*Activity*.
Each line of the records has to be copied exactly, though the pictures must be left out.

:: Data section

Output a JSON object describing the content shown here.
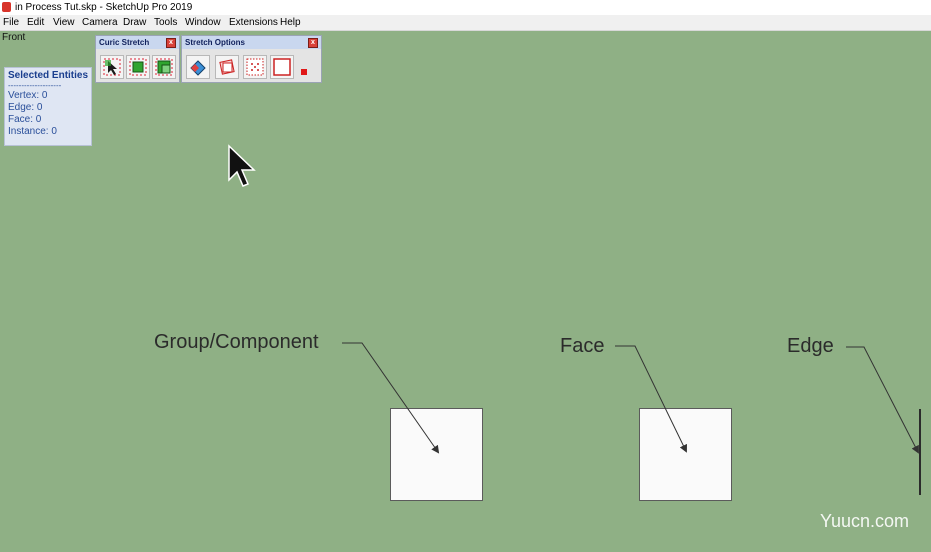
{
  "window": {
    "title": "in Process Tut.skp - SketchUp Pro 2019"
  },
  "menu": [
    "File",
    "Edit",
    "View",
    "Camera",
    "Draw",
    "Tools",
    "Window",
    "Extensions",
    "Help"
  ],
  "viewport": {
    "view_label": "Front",
    "background": "#8fb085"
  },
  "toolbars": {
    "curic_stretch": {
      "title": "Curic Stretch",
      "close": "x"
    },
    "stretch_options": {
      "title": "Stretch Options",
      "close": "x"
    }
  },
  "entities_panel": {
    "title": "Selected Entities",
    "divider": "--------------------",
    "rows": [
      "Vertex: 0",
      "Edge: 0",
      "Face: 0",
      "Instance: 0"
    ]
  },
  "callouts": {
    "group": "Group/Component",
    "face": "Face",
    "edge": "Edge"
  },
  "watermark": "Yuucn.com"
}
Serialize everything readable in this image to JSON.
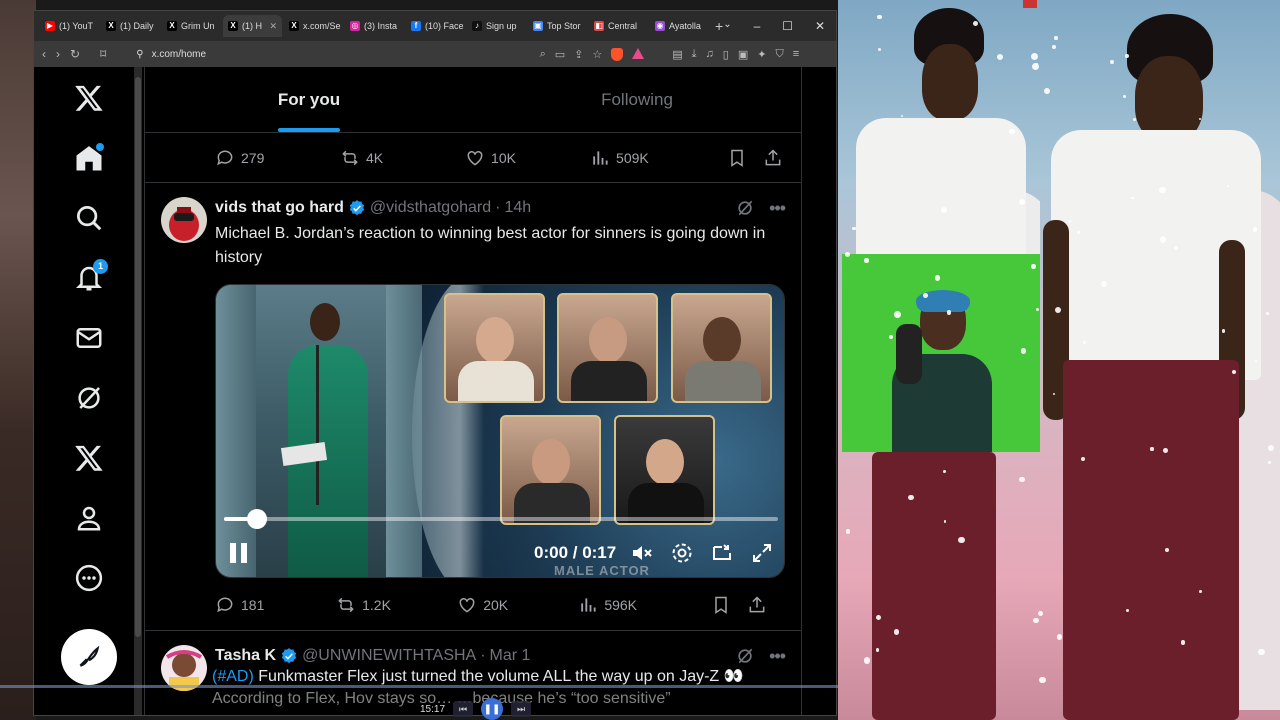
{
  "browser": {
    "tabs": [
      {
        "label": "(1) YouT",
        "color": "#ff0000",
        "glyph": "▶",
        "active": false
      },
      {
        "label": "(1) Daily",
        "color": "#000000",
        "glyph": "X",
        "active": false
      },
      {
        "label": "Grim Un",
        "color": "#000000",
        "glyph": "X",
        "active": false
      },
      {
        "label": "(1) H",
        "color": "#000000",
        "glyph": "X",
        "active": true
      },
      {
        "label": "x.com/Se",
        "color": "#000000",
        "glyph": "X",
        "active": false
      },
      {
        "label": "(3) Insta",
        "color": "#d6249f",
        "glyph": "◎",
        "active": false
      },
      {
        "label": "(10) Face",
        "color": "#1877f2",
        "glyph": "f",
        "active": false
      },
      {
        "label": "Sign up",
        "color": "#111111",
        "glyph": "♪",
        "active": false
      },
      {
        "label": "Top Stor",
        "color": "#4285f4",
        "glyph": "▣",
        "active": false
      },
      {
        "label": "Central",
        "color": "#e04848",
        "glyph": "◧",
        "active": false
      },
      {
        "label": "Ayatolla",
        "color": "#9a4bd6",
        "glyph": "◉",
        "active": false
      }
    ],
    "url": "x.com/home"
  },
  "x": {
    "tabs": {
      "for_you": "For you",
      "following": "Following"
    },
    "prev_tweet": {
      "replies": "279",
      "reposts": "4K",
      "likes": "10K",
      "views": "509K"
    },
    "tweet": {
      "name": "vids that go hard",
      "handle": "@vidsthatgohard",
      "dot": "·",
      "time": "14h",
      "text": "Michael B. Jordan’s reaction to winning best actor for sinners is going down in history",
      "video": {
        "timecode": "0:00 / 0:17",
        "caption": "MALE ACTOR",
        "progress": 0.06
      },
      "replies": "181",
      "reposts": "1.2K",
      "likes": "20K",
      "views": "596K"
    },
    "next_tweet": {
      "name": "Tasha K",
      "handle": "@UNWINEWITHTASHA",
      "dot": "·",
      "time": "Mar 1",
      "tag": "(#AD)",
      "text_rest": " Funkmaster Flex just turned the volume ALL the way up on Jay-Z 👀",
      "line2": "According to Flex, Hov stays so…  …because he’s “too sensitive”"
    },
    "notification_count": "1"
  },
  "media_player": {
    "time": "15:17"
  },
  "colors": {
    "accent": "#1d9bf0",
    "brave": "#fb542b"
  }
}
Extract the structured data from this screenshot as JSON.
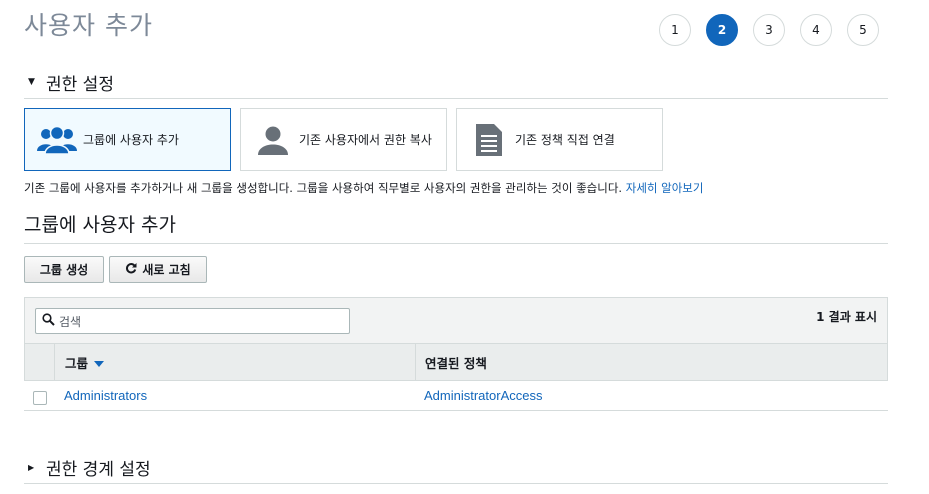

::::

*Exercise result*.
Output a JSON object describing the content shown here.
{
  "window": {
    "title": "in Process Tut.skp - SketchUp Pro 2019"
  },
  "menu": [
    "File",
    "Edit",
    "View",
    "Camera",
    "Draw",
    "Tools",
    "Window",
    "Extensions",
    "Help"
  ],
  "viewport": {
    "view_label": "Front",
    "background": "#8fb085"
  },
  "toolbars": {
    "curic_stretch": {
      "title": "Curic Stretch",
      "close": "x"
    },
    "stretch_options": {
      "title": "Stretch Options",
      "close": "x"
    }
  },
  "entities_panel": {
    "title": "Selected Entities",
    "divider": "--------------------",
    "rows": [
      "Vertex: 0",
      "Edge: 0",
      "Face: 0",
      "Instance: 0"
    ]
  },
  "callouts": {
    "group": "Group/Component",
    "face": "Face",
    "edge": "Edge"
  },
  "watermark": "Yuucn.com"
}
Serialize everything readable in this image to JSON.
{
  "browser": {
    "tabs": [
      {
        "label": "(1) YouT",
        "color": "#ff0000",
        "glyph": "▶",
        "active": false
      },
      {
        "label": "(1) Daily",
        "color": "#000000",
        "glyph": "X",
        "active": false
      },
      {
        "label": "Grim Un",
        "color": "#000000",
        "glyph": "X",
        "active": false
      },
      {
        "label": "(1) H",
        "color": "#000000",
        "glyph": "X",
        "active": true
      },
      {
        "label": "x.com/Se",
        "color": "#000000",
        "glyph": "X",
        "active": false
      },
      {
        "label": "(3) Insta",
        "color": "#d6249f",
        "glyph": "◎",
        "active": false
      },
      {
        "label": "(10) Face",
        "color": "#1877f2",
        "glyph": "f",
        "active": false
      },
      {
        "label": "Sign up",
        "color": "#111111",
        "glyph": "♪",
        "active": false
      },
      {
        "label": "Top Stor",
        "color": "#4285f4",
        "glyph": "▣",
        "active": false
      },
      {
        "label": "Central",
        "color": "#e04848",
        "glyph": "◧",
        "active": false
      },
      {
        "label": "Ayatolla",
        "color": "#9a4bd6",
        "glyph": "◉",
        "active": false
      }
    ],
    "url": "x.com/home"
  },
  "x": {
    "tabs": {
      "for_you": "For you",
      "following": "Following"
    },
    "prev_tweet": {
      "replies": "279",
      "reposts": "4K",
      "likes": "10K",
      "views": "509K"
    },
    "tweet": {
      "name": "vids that go hard",
      "handle": "@vidsthatgohard",
      "dot": "·",
      "time": "14h",
      "text": "Michael B. Jordan’s reaction to winning best actor for sinners is going down in history",
      "video": {
        "timecode": "0:00 / 0:17",
        "caption": "MALE ACTOR",
        "progress": 0.06
      },
      "replies": "181",
      "reposts": "1.2K",
      "likes": "20K",
      "views": "596K"
    },
    "next_tweet": {
      "name": "Tasha K",
      "handle": "@UNWINEWITHTASHA",
      "dot": "·",
      "time": "Mar 1",
      "tag": "(#AD)",
      "text_rest": " Funkmaster Flex just turned the volume ALL the way up on Jay-Z 👀",
      "line2": "According to Flex, Hov stays so…  …because he’s “too sensitive”"
    },
    "notification_count": "1"
  },
  "media_player": {
    "time": "15:17"
  },
  "colors": {
    "accent": "#1d9bf0",
    "brave": "#fb542b"
  }
}
Extract the structured data from this screenshot as JSON.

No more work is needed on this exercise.